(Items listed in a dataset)
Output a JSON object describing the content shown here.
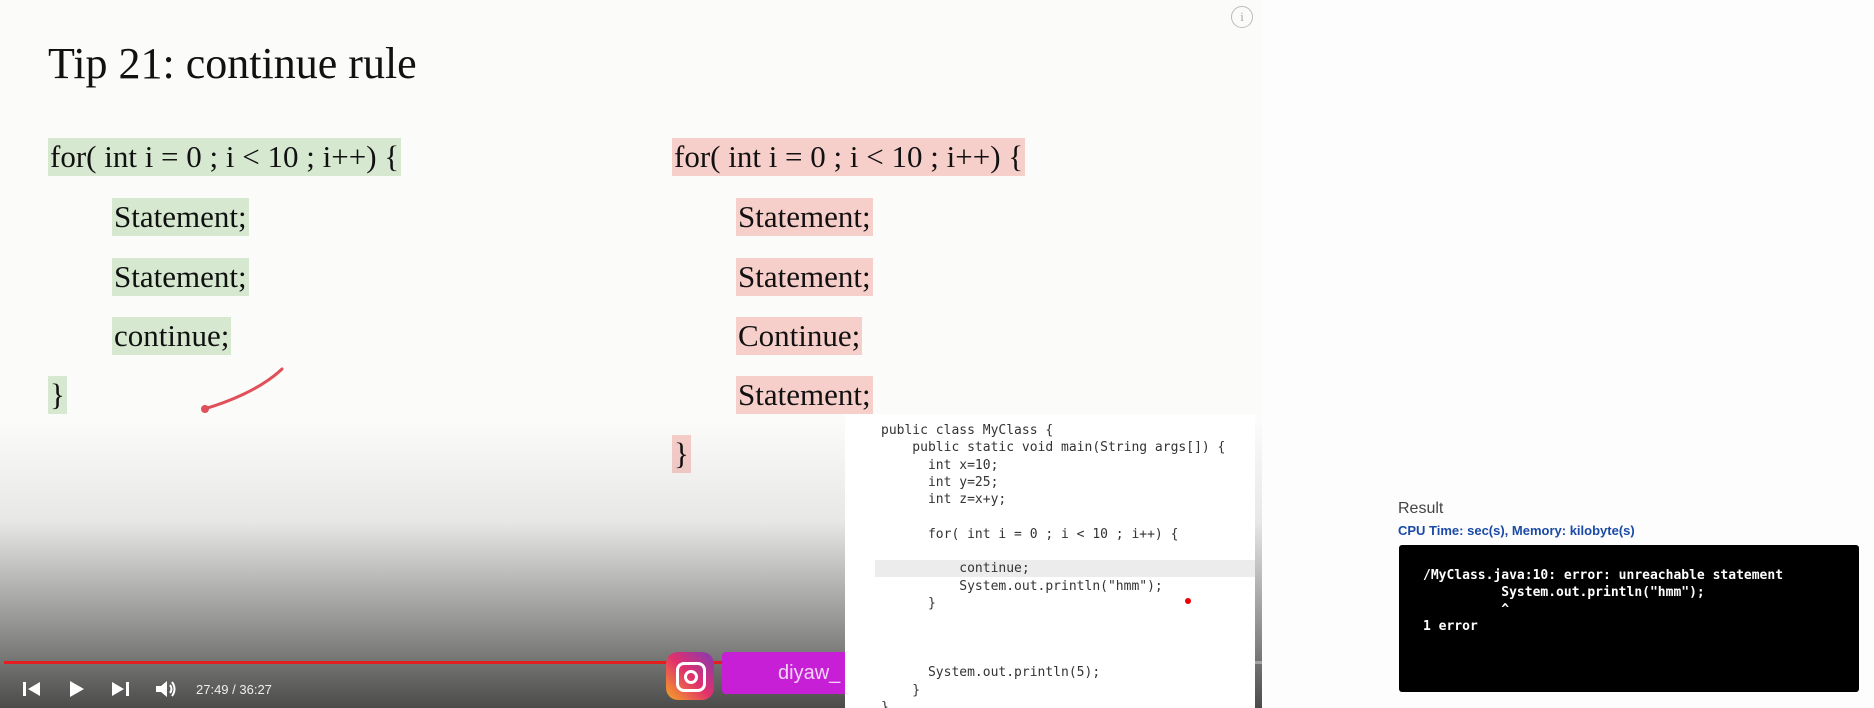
{
  "video": {
    "title": "Tip 21: continue rule",
    "info_glyph": "i",
    "left_code": {
      "line1": "for( int i = 0 ; i < 10 ; i++) {",
      "line2": "Statement;",
      "line3": "Statement;",
      "line4": "continue;",
      "line5": "}"
    },
    "right_code": {
      "line1": "for( int i = 0 ; i < 10 ; i++) {",
      "line2": "Statement;",
      "line3": "Statement;",
      "line4": "Continue;",
      "line5": "Statement;",
      "line6": "}"
    },
    "player": {
      "time": "27:49 / 36:27",
      "progress_fraction": 0.7631,
      "progress_color": "#e41e1e"
    },
    "overlay": {
      "handle": "diyaw_",
      "brand_color": "#c61fd6"
    }
  },
  "editor": {
    "lines": [
      "public class MyClass {",
      "    public static void main(String args[]) {",
      "      int x=10;",
      "      int y=25;",
      "      int z=x+y;",
      "",
      "      for( int i = 0 ; i < 10 ; i++) {",
      "",
      "          continue;",
      "          System.out.println(\"hmm\");",
      "      }",
      "",
      "",
      "",
      "      System.out.println(5);",
      "    }",
      "}"
    ]
  },
  "result": {
    "label": "Result",
    "cpu": "CPU Time: sec(s), Memory: kilobyte(s)",
    "output": "/MyClass.java:10: error: unreachable statement\n          System.out.println(\"hmm\");\n          ^\n1 error"
  }
}
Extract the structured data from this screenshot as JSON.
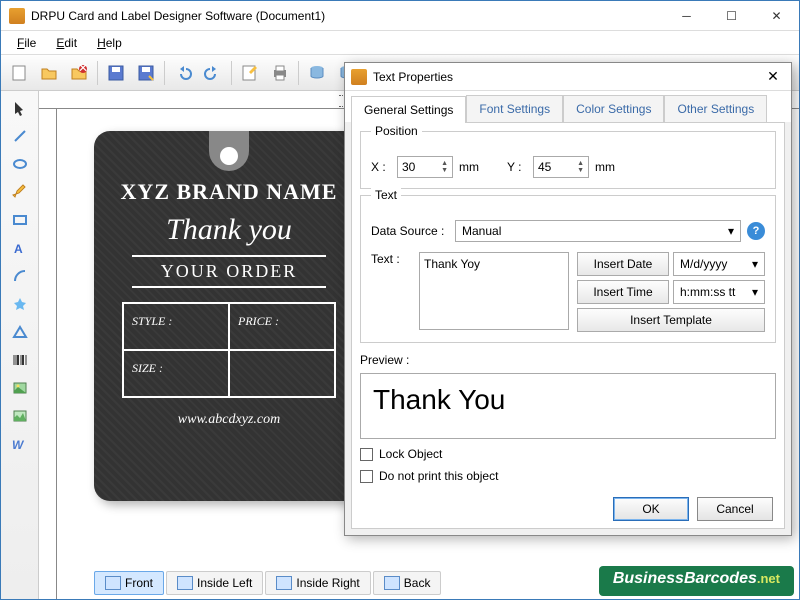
{
  "window": {
    "title": "DRPU Card and Label Designer Software (Document1)"
  },
  "menu": {
    "file": "File",
    "edit": "Edit",
    "help": "Help"
  },
  "pages": {
    "front": "Front",
    "inside_left": "Inside Left",
    "inside_right": "Inside Right",
    "back": "Back"
  },
  "card": {
    "brand": "XYZ BRAND NAME",
    "thank": "Thank you",
    "order": "YOUR ORDER",
    "style_label": "STYLE :",
    "price_label": "PRICE :",
    "size_label": "SIZE :",
    "url": "www.abcdxyz.com"
  },
  "dialog": {
    "title": "Text Properties",
    "tabs": {
      "general": "General Settings",
      "font": "Font Settings",
      "color": "Color Settings",
      "other": "Other Settings"
    },
    "position_label": "Position",
    "x_label": "X :",
    "x_value": "30",
    "x_unit": "mm",
    "y_label": "Y :",
    "y_value": "45",
    "y_unit": "mm",
    "text_label": "Text",
    "data_source_label": "Data Source :",
    "data_source_value": "Manual",
    "text_field_label": "Text :",
    "text_field_value": "Thank Yoy",
    "insert_date": "Insert Date",
    "date_format": "M/d/yyyy",
    "insert_time": "Insert Time",
    "time_format": "h:mm:ss tt",
    "insert_template": "Insert Template",
    "preview_label": "Preview :",
    "preview_value": "Thank You",
    "lock_object": "Lock Object",
    "do_not_print": "Do not print this object",
    "ok": "OK",
    "cancel": "Cancel"
  },
  "watermark": {
    "brand": "BusinessBarcodes",
    "tld": ".net"
  }
}
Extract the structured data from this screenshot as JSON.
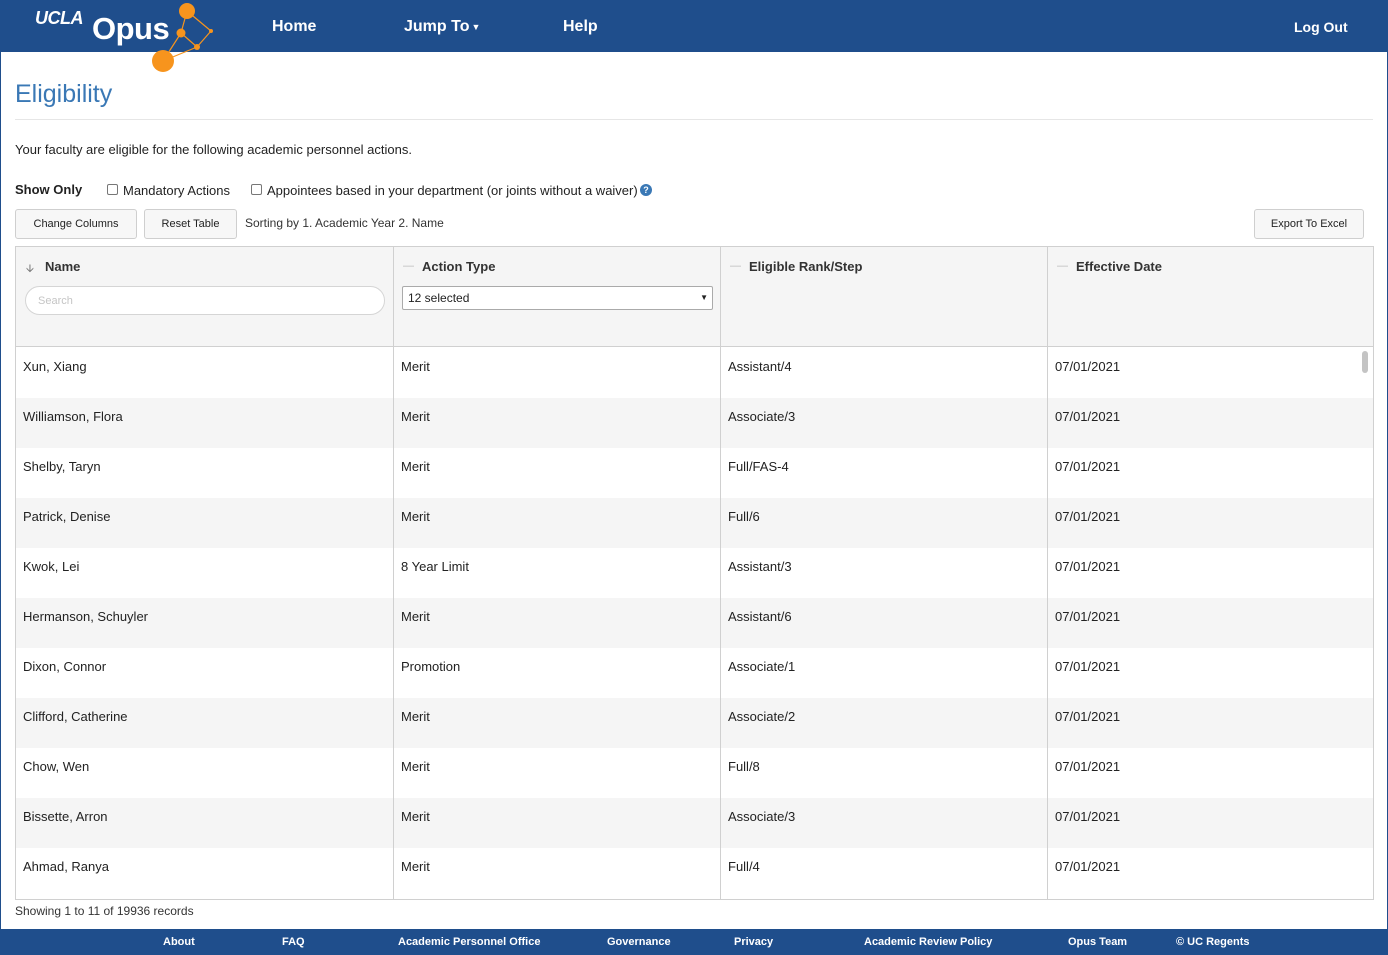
{
  "header": {
    "logo_ucla": "UCLA",
    "logo_opus": "Opus",
    "nav": {
      "home": "Home",
      "jump_to": "Jump To",
      "help": "Help",
      "logout": "Log Out"
    }
  },
  "page": {
    "title": "Eligibility",
    "intro": "Your faculty are eligible for the following academic personnel actions."
  },
  "filters": {
    "show_only": "Show Only",
    "mandatory_label": "Mandatory Actions",
    "appointees_label": "Appointees based in your department (or joints without a waiver)",
    "help_glyph": "?"
  },
  "toolbar": {
    "change_columns": "Change Columns",
    "reset_table": "Reset Table",
    "sorting": "Sorting by 1. Academic Year 2. Name",
    "export": "Export To Excel"
  },
  "table": {
    "columns": {
      "name": "Name",
      "action_type": "Action Type",
      "rank_step": "Eligible Rank/Step",
      "effective_date": "Effective Date"
    },
    "search_placeholder": "Search",
    "action_filter": "12 selected",
    "rows": [
      [
        "Xun, Xiang",
        "Merit",
        "Assistant/4",
        "07/01/2021"
      ],
      [
        "Williamson, Flora",
        "Merit",
        "Associate/3",
        "07/01/2021"
      ],
      [
        "Shelby, Taryn",
        "Merit",
        "Full/FAS-4",
        "07/01/2021"
      ],
      [
        "Patrick, Denise",
        "Merit",
        "Full/6",
        "07/01/2021"
      ],
      [
        "Kwok, Lei",
        "8 Year Limit",
        "Assistant/3",
        "07/01/2021"
      ],
      [
        "Hermanson, Schuyler",
        "Merit",
        "Assistant/6",
        "07/01/2021"
      ],
      [
        "Dixon, Connor",
        "Promotion",
        "Associate/1",
        "07/01/2021"
      ],
      [
        "Clifford, Catherine",
        "Merit",
        "Associate/2",
        "07/01/2021"
      ],
      [
        "Chow, Wen",
        "Merit",
        "Full/8",
        "07/01/2021"
      ],
      [
        "Bissette, Arron",
        "Merit",
        "Associate/3",
        "07/01/2021"
      ],
      [
        "Ahmad, Ranya",
        "Merit",
        "Full/4",
        "07/01/2021"
      ]
    ],
    "records": "Showing 1 to 11 of 19936 records"
  },
  "footer": {
    "links": [
      "About",
      "FAQ",
      "Academic Personnel Office",
      "Governance",
      "Privacy",
      "Academic Review Policy",
      "Opus Team",
      "© UC Regents"
    ]
  },
  "colors": {
    "brand_blue": "#1f4e8c",
    "title_blue": "#3a78b5",
    "accent_orange": "#f7941d"
  },
  "icons": {
    "sort_desc": "sort-desc-icon",
    "sort_none": "sort-none-icon",
    "help": "help-icon",
    "caret": "caret-down-icon"
  }
}
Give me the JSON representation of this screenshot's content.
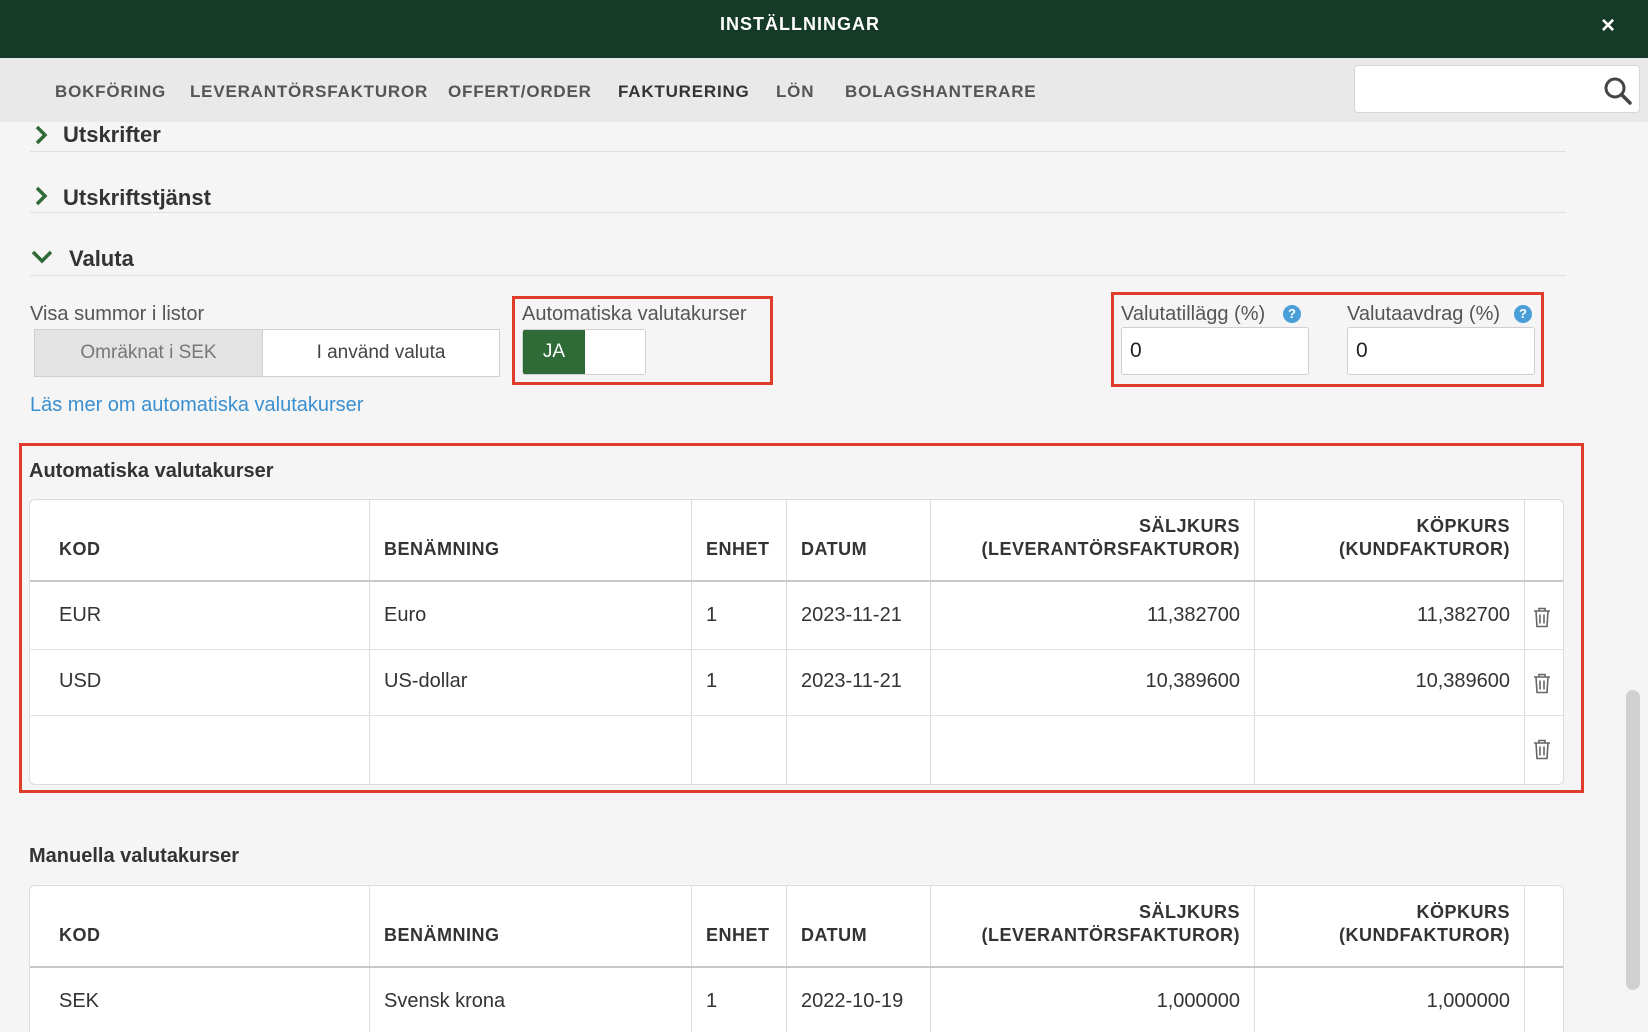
{
  "header": {
    "title": "INSTÄLLNINGAR",
    "close_label": "×"
  },
  "nav": {
    "tabs": [
      {
        "label": "BOKFÖRING"
      },
      {
        "label": "LEVERANTÖRSFAKTUROR"
      },
      {
        "label": "OFFERT/ORDER"
      },
      {
        "label": "FAKTURERING"
      },
      {
        "label": "LÖN"
      },
      {
        "label": "BOLAGSHANTERARE"
      }
    ],
    "active_tab": "FAKTURERING",
    "search": {
      "value": "",
      "placeholder": ""
    }
  },
  "sections": [
    {
      "label": "Utskrifter",
      "expanded": false
    },
    {
      "label": "Utskriftstjänst",
      "expanded": false
    },
    {
      "label": "Valuta",
      "expanded": true
    }
  ],
  "valuta": {
    "show_sums_label": "Visa summor i listor",
    "show_sums_options": [
      "Omräknat i SEK",
      "I använd valuta"
    ],
    "show_sums_selected": "I använd valuta",
    "auto_rates_label": "Automatiska valutakurser",
    "auto_rates_toggle": "JA",
    "surcharge_label": "Valutatillägg (%)",
    "surcharge_value": "0",
    "deduction_label": "Valutaavdrag (%)",
    "deduction_value": "0",
    "help_icon": "?",
    "read_more_link": "Läs mer om automatiska valutakurser"
  },
  "columns": {
    "kod": "KOD",
    "benamning": "BENÄMNING",
    "enhet": "ENHET",
    "datum": "DATUM",
    "saljkurs_1": "SÄLJKURS",
    "saljkurs_2": "(LEVERANTÖRSFAKTUROR)",
    "kopkurs_1": "KÖPKURS",
    "kopkurs_2": "(KUNDFAKTUROR)"
  },
  "auto_table": {
    "title": "Automatiska valutakurser",
    "rows": [
      {
        "kod": "EUR",
        "benamning": "Euro",
        "enhet": "1",
        "datum": "2023-11-21",
        "saljkurs": "11,382700",
        "kopkurs": "11,382700"
      },
      {
        "kod": "USD",
        "benamning": "US-dollar",
        "enhet": "1",
        "datum": "2023-11-21",
        "saljkurs": "10,389600",
        "kopkurs": "10,389600"
      },
      {
        "kod": "",
        "benamning": "",
        "enhet": "",
        "datum": "",
        "saljkurs": "",
        "kopkurs": ""
      }
    ]
  },
  "manual_table": {
    "title": "Manuella valutakurser",
    "rows": [
      {
        "kod": "SEK",
        "benamning": "Svensk krona",
        "enhet": "1",
        "datum": "2022-10-19",
        "saljkurs": "1,000000",
        "kopkurs": "1,000000"
      }
    ]
  },
  "colors": {
    "header_bg": "#163a28",
    "accent_green": "#2e6b37",
    "highlight_red": "#e03c2a",
    "link_blue": "#3a8fd0"
  }
}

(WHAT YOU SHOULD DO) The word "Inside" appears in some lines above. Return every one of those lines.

(EXERCISE RESULT)
    "inside_left": "Inside Left",
    "inside_right": "Inside Right",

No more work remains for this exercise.